What isn't covered by farm insurance?
Be careful when it comes to insuring your farm: there are a few items that you think might be automatically included, but are actually not covered by your policy. For example, there are a couple of nuances around fencing and fires that homeowners should keep in mind regarding their coverage.
Fencing Not Automatically Included in Farm Insurance
Fencing is rarely covered by standard farm insurance policies. This might seem counterintuitive in terms of needs (many farms have a lot of fencing) but that’s exactly why standard farm policies don’t cover it. Some farms might not have any fencing while others might have miles of fencing. There are many different types of fencing too, which could impact the cost to insure it. For example, a quarter of a mile of woven wire fence costs roughly $2,600 while a barbed wire fence costs $1,900.

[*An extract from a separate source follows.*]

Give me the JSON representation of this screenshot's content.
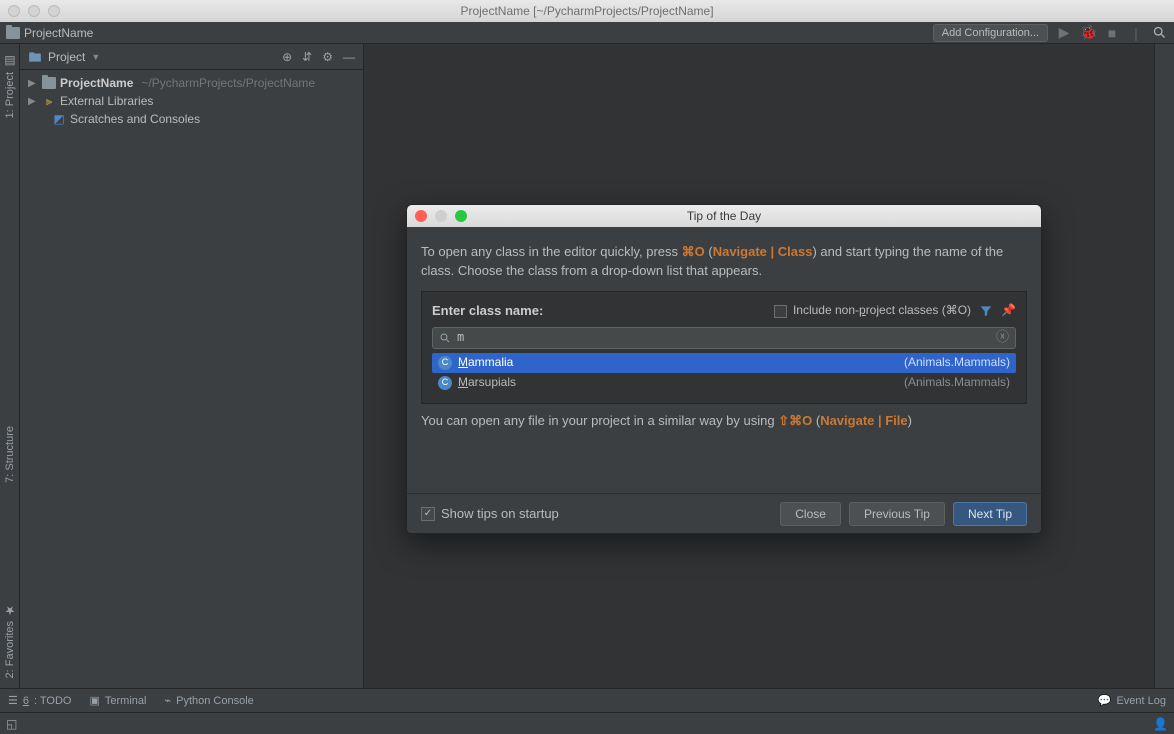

For all of the above reasons, the decision to cover fencing is one insurance companies let the policyholder make in the form of a policy extension. To have a farm or ranch insurance policy broadly cover fencing would mean factoring in a risk many policyholders aren’t subject to - even though it would be reflected in the form of a more expensive premium.
Many people choose not to insure their fencing. The only thing that might destroy a significant portion or all of a fence is a tornado. However, electric gates can cost $15,000 or more. If you have electric gates, you should definitely consider the gates importance and whether you need to insure it.
Note on Covered Perils in Farm Insurance Policies
Farm machinery and equipment is only protected by perils explicitly listed in your policy. Equipment that is not well maintained will not be covered and technical malfunctions are not covered. Like many things, farm equipment is getting increasing technically advanced and unless you purchase a specific extension, it might not be covered.
Policyholders need to be absolutely positive their home and other buildings are covered in the event of a fire. Although farms are generally insured against fires, there are things that might activate an exclusion. For example, road accessibility to farm structures is something your agent will take note of. Some carriers require there to be paved or solid gravel roads to buildings covered by the policy. Regarding water sources, some people assume a pond on the property is adequate, but fire truck hoses need to be able to reach both the pond and covered structures if a hydrant is not available. In dry conditions, a fire truck would likely deviate from a road or gravel but if a field is covered in snow or too muddy, it might not. A lack of clear roads to you barn or stable, for example, would increase your risk of sustaining damage in a fire, which tends to result in insurers excluding fire as a covered peril on your policy.
More Info: Determining if You Should Get Farm Insurance